Canty herself, in narration, and many of the interview subjects, are fond of scientifically bankrupt statements extolling the virtues of this-or-that “natural” approach, and are alarmingly anti-science and conspiratorial at times. Canty even claims that drinking raw milk has been “scientifically proven” to be healthier than pasteurized milk, an assertion that’s both untrue and potentially dangerous (so much so that a disclaimer is buried after the credits, stating that Canty didn’t really mean that raw milk is better for you). Besides all that, the film isn’t that interesting. Either Resurrect Dead or A Dangerous Method are worthy of your time; see one of those, and don’t bother with Farmageddon.
(Harris Theater, 809 Liberty Ave, Downtown. Friday, 7 p.m. $15. Info at theaters.pittsburgharts.org; advance tickets at proartstickets.org)
The Salt of Life (Gianni e le donne)
Moving further into the festival proper, a number of interesting and worthy foreign entrants start to emerge. The Salt of Life, by Italian writer/director/star Gianni di Gregorio (known for last year’s Mid-August Lunch,) is chiefly concerned with a fact that Silvio Berlusconi has made clear in recent months: old Italian men are absolutely, positively obsessed with sex.
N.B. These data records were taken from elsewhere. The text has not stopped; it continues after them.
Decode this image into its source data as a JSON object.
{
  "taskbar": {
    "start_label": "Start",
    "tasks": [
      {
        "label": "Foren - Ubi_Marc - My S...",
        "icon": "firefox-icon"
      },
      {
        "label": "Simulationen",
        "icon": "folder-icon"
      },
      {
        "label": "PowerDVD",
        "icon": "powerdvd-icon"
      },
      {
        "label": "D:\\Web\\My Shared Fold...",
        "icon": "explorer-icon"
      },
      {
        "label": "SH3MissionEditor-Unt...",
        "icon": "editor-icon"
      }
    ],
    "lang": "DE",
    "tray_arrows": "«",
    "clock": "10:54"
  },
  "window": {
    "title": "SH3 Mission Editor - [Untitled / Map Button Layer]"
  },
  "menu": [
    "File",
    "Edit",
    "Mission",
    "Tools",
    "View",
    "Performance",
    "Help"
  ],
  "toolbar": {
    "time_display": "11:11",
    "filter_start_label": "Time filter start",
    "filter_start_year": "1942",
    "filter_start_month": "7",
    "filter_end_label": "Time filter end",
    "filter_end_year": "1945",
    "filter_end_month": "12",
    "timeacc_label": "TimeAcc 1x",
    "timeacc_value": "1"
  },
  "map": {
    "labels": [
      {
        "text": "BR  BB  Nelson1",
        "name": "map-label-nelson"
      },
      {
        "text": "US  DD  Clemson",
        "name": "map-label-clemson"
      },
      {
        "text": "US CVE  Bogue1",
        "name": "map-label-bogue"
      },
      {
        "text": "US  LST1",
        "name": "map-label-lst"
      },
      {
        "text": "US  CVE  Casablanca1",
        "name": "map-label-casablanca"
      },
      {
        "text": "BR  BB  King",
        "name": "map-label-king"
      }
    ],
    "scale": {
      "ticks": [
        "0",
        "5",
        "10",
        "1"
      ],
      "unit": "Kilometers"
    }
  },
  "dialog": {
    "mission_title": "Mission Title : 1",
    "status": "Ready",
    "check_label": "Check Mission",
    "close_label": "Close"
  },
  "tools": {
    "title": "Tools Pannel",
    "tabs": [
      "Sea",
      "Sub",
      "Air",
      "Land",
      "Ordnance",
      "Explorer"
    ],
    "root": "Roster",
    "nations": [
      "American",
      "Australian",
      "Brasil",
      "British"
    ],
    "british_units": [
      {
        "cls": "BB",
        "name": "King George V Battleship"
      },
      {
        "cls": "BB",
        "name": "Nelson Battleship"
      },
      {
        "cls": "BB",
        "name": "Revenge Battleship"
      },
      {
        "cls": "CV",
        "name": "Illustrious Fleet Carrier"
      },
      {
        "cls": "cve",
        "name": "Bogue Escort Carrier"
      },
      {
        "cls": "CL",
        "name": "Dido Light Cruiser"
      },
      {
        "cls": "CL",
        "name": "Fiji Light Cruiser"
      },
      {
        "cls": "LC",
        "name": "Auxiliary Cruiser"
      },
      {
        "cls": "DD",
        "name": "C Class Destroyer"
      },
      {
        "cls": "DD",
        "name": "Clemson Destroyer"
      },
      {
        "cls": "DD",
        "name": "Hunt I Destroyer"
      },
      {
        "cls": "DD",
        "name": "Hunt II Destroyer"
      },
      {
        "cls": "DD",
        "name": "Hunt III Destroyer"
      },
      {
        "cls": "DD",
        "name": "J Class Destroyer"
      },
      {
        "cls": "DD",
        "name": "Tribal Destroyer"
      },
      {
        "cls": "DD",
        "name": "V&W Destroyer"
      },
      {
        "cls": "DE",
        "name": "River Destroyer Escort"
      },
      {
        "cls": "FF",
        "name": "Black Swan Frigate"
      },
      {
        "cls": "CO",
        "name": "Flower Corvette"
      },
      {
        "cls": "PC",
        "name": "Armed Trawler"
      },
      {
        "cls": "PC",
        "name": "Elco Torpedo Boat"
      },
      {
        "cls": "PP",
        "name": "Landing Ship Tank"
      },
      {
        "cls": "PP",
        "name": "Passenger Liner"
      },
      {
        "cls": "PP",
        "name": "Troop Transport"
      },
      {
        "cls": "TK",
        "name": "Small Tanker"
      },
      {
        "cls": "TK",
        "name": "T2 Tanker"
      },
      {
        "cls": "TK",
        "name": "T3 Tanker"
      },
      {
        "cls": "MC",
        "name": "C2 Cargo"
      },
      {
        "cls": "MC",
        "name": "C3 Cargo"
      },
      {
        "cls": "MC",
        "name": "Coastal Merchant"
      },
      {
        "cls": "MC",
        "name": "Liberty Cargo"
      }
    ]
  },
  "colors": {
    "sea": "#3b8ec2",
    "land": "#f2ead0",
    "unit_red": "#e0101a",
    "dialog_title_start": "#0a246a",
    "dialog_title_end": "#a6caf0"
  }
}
Gianni has been forced into retirement at 50, and his wife is only vaguely aware of his presence. When an older friend encourages him to take a young lover, he sets out on a half-hearted quest for love (or something like it.) Gianni is the picture of frustration (“It’s like I’m transparent,” he says, in one of the film’s rare expository moments) and his sad-sack expression through his failed attempts at flirtation is the movie’s bread and butter. Ultimately, The Salt of Life is unremarkable, but airy and pleasant; it’s not one of the festival’s must-see films, but you won’t regret watching it.
(Regent Square Theater, 1035 S Braddock Ave, Regent Square. Sat, 4 p.m.; Mon, 6 p.m. $9. Info at theaters.pittsburgharts.org)
This wandering Argentinian comedy instantly recalls the French film Amelie, only if all the characters in that film were neurotic, depressed and paranoid. Petrified web designer Martin takes photographs to overcome crippling social anxiety; moody architect Mariana decorates department store windows for both income and artistic expression. They live in neighboring buildings in downtown Buenos Aires, and they—like the film—are obsessed with technology, cities, structure and emotion, in frequently alternating order.
Obviously, the film moves inevitably toward the day when these two finally meet, but fortunately, the journey is pleasant. Artfully shot and meditative, director/writer Gustavo Taretto guides his story along creatively and cautiously, worrying about the aesthetics of his work and allowing the excellent leads, Pilar López de Ayala and Javier Drolas, handle the film’s emotional core. At it’s best, it feels like poetry; at it worst, it feels like a moody twentysomething’s Tumblr page (which is still worth looking at). The emotions are muddy and the pace is languid, but if that doesn’t bother you, it’s worth your time.
(Regent Square Theater, 1035 S Braddock Ave, Regent Square. Tue, 9 p.m.; Thu 11/10, 6:30 p.m. $9. Info at theaters.pittsburgharts.org)